**TASK TO CARRY OUT:** Your result will be the set of lines with "JSON", copied from the material below.

**GIVEN RECORDS:**
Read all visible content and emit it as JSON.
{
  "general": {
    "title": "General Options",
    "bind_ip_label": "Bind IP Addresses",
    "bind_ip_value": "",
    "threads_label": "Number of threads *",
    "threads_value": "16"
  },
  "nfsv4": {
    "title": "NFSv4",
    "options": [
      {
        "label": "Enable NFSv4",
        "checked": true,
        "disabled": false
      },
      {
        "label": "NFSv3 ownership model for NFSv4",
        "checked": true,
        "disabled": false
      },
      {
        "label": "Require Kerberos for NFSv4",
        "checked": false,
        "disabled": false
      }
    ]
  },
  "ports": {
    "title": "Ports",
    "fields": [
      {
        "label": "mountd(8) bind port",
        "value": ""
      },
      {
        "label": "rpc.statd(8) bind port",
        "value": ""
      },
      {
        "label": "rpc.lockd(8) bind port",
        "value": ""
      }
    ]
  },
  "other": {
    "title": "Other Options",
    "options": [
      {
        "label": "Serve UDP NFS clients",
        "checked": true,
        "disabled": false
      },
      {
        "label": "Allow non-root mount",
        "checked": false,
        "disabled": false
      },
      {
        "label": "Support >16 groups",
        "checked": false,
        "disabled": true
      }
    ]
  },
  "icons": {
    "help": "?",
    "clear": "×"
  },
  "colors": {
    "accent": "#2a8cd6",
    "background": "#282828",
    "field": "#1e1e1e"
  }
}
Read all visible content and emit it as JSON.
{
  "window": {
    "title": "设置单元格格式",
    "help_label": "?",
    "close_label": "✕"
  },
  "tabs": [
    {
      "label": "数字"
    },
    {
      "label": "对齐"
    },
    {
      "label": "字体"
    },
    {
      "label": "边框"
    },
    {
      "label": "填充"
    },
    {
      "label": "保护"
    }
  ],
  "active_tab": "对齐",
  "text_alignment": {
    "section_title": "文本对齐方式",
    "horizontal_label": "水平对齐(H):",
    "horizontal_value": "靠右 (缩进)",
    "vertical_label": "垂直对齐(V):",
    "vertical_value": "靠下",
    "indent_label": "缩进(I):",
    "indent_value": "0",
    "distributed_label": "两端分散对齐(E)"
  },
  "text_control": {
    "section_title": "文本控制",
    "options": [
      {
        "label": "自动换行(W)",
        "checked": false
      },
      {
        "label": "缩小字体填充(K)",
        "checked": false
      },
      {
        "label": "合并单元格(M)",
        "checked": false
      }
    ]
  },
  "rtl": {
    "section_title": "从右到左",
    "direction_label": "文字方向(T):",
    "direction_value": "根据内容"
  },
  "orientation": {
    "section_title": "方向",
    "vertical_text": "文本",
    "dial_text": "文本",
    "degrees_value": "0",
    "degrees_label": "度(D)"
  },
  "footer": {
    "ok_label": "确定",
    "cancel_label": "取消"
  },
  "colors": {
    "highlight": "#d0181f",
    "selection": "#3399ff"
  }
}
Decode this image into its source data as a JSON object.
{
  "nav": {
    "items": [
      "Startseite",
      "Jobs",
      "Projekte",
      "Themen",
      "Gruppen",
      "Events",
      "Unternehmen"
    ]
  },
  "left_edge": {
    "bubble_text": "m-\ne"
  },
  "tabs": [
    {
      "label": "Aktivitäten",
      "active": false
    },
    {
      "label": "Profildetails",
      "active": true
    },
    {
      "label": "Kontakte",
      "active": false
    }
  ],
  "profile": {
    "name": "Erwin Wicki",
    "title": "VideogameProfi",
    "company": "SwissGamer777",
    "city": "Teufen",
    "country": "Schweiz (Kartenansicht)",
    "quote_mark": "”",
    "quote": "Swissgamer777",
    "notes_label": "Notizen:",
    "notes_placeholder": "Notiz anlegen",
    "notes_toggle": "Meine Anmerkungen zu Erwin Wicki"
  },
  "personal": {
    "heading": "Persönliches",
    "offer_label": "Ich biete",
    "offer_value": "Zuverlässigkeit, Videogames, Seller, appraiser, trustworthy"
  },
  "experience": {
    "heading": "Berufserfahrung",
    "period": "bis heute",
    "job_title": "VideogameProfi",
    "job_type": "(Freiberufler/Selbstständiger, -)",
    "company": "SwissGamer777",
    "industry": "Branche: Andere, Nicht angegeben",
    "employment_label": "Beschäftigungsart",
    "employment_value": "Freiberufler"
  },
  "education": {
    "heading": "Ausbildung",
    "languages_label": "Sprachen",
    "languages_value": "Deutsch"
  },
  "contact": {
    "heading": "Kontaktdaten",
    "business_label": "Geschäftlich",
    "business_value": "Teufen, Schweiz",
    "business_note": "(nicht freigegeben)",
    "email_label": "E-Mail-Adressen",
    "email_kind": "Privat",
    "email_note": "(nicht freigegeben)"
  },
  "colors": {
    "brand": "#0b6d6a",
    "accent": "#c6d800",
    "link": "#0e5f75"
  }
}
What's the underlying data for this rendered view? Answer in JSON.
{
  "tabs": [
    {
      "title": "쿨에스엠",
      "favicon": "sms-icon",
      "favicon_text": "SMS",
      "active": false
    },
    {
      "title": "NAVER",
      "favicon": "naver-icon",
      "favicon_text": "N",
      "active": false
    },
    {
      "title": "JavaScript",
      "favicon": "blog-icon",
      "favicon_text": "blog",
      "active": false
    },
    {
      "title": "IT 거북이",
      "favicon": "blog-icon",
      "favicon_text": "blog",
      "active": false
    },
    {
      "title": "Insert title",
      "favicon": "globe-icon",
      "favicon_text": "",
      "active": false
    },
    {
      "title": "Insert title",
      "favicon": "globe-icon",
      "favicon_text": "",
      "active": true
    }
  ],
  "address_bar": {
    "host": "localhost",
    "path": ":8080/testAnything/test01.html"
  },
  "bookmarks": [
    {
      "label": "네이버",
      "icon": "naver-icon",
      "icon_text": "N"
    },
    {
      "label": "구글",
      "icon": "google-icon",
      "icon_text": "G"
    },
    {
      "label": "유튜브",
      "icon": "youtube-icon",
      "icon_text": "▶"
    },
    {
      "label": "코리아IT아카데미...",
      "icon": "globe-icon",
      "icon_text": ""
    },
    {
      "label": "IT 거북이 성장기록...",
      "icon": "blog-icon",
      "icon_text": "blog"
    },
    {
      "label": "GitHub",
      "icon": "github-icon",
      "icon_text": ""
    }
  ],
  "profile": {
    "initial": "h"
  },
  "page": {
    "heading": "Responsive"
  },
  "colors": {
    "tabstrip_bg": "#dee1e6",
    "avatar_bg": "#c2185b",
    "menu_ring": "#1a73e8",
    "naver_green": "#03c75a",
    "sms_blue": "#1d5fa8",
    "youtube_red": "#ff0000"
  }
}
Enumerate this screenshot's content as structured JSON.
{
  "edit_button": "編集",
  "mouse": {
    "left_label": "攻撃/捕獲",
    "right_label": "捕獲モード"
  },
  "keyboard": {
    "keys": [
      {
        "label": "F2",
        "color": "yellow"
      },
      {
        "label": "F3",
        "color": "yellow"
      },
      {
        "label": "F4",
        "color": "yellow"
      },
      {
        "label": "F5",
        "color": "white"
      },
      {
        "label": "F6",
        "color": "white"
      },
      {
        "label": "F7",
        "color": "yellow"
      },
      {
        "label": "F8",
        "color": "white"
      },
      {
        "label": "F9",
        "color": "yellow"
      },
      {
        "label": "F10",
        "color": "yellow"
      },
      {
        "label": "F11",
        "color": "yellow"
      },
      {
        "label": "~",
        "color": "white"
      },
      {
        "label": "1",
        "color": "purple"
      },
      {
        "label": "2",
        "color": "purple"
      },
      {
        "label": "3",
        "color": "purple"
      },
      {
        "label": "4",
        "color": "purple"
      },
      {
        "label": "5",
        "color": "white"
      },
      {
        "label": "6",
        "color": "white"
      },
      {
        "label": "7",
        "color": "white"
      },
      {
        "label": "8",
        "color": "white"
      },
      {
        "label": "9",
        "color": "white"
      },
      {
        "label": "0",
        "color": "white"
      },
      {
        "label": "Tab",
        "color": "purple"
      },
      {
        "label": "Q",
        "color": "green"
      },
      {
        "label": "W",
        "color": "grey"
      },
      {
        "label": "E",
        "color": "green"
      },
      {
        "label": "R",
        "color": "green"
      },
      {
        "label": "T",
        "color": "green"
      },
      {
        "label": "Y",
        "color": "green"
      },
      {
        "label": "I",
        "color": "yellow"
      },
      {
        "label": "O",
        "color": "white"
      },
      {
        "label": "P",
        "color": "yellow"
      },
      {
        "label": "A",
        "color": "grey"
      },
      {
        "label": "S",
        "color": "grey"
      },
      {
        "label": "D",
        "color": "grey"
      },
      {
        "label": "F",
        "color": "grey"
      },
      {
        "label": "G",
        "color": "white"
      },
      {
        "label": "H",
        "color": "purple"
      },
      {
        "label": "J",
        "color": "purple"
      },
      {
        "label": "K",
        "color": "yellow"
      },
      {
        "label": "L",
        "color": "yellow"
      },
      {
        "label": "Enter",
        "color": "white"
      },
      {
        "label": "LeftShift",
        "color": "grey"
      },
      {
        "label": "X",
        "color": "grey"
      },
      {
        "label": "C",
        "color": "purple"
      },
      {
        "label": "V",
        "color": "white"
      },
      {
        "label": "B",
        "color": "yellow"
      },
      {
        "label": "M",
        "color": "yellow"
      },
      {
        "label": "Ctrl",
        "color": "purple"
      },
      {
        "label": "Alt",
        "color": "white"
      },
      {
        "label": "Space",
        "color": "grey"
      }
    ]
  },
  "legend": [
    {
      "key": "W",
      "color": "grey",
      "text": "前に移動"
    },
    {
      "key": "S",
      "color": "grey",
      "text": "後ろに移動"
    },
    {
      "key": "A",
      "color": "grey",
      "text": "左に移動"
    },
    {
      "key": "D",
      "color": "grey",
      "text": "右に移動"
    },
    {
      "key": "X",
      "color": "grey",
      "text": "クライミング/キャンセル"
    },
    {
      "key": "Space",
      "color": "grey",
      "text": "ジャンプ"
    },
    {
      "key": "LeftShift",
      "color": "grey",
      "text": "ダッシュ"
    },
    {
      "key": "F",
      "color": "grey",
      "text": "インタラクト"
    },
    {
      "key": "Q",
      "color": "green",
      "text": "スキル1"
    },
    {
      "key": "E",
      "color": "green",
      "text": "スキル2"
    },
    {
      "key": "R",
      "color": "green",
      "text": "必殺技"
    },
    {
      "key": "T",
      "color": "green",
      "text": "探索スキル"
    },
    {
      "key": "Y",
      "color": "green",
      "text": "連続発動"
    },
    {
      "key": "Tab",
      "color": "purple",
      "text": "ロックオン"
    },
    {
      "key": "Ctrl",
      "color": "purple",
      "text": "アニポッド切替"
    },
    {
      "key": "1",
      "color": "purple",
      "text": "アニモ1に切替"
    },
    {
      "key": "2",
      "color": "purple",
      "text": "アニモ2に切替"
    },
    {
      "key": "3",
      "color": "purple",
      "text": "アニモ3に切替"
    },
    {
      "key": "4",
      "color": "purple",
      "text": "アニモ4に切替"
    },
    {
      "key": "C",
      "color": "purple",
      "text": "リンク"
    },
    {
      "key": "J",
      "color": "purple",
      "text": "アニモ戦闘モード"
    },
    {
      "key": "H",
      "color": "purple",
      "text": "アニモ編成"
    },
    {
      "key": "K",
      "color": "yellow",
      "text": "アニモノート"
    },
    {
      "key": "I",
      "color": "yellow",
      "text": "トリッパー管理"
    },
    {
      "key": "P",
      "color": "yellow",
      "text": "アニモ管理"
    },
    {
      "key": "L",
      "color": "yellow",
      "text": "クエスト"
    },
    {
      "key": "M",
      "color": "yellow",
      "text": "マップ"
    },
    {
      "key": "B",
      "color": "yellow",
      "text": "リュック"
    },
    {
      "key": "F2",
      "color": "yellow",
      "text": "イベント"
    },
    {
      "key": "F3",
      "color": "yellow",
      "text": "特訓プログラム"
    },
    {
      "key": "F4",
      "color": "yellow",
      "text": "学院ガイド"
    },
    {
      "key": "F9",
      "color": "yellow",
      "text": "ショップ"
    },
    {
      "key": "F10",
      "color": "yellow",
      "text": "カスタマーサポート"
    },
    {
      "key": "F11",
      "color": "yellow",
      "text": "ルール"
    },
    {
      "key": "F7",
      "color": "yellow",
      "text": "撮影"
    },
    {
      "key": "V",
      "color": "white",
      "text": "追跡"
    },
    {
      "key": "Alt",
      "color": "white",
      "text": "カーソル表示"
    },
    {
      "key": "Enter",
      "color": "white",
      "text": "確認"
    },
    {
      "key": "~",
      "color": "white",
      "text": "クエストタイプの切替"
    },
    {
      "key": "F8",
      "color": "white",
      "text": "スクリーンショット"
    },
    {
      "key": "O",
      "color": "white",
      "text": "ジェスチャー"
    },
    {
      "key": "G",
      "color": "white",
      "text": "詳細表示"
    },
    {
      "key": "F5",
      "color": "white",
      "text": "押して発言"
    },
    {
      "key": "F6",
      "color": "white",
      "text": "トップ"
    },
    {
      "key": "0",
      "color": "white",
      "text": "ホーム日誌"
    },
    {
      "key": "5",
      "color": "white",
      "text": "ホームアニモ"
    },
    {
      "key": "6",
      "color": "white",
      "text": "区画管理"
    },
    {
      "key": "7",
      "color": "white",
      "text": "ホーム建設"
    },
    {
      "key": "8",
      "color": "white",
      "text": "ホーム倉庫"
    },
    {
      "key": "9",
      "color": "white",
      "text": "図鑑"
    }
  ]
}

**SOLUTION BELOW:**
Read all visible content and emit it as JSON.
Read all visible content and emit it as JSON.
Decode this image into its source data as a JSON object.
What's the underlying data for this rendered view? Answer in JSON.
Enumerate this screenshot's content as structured JSON.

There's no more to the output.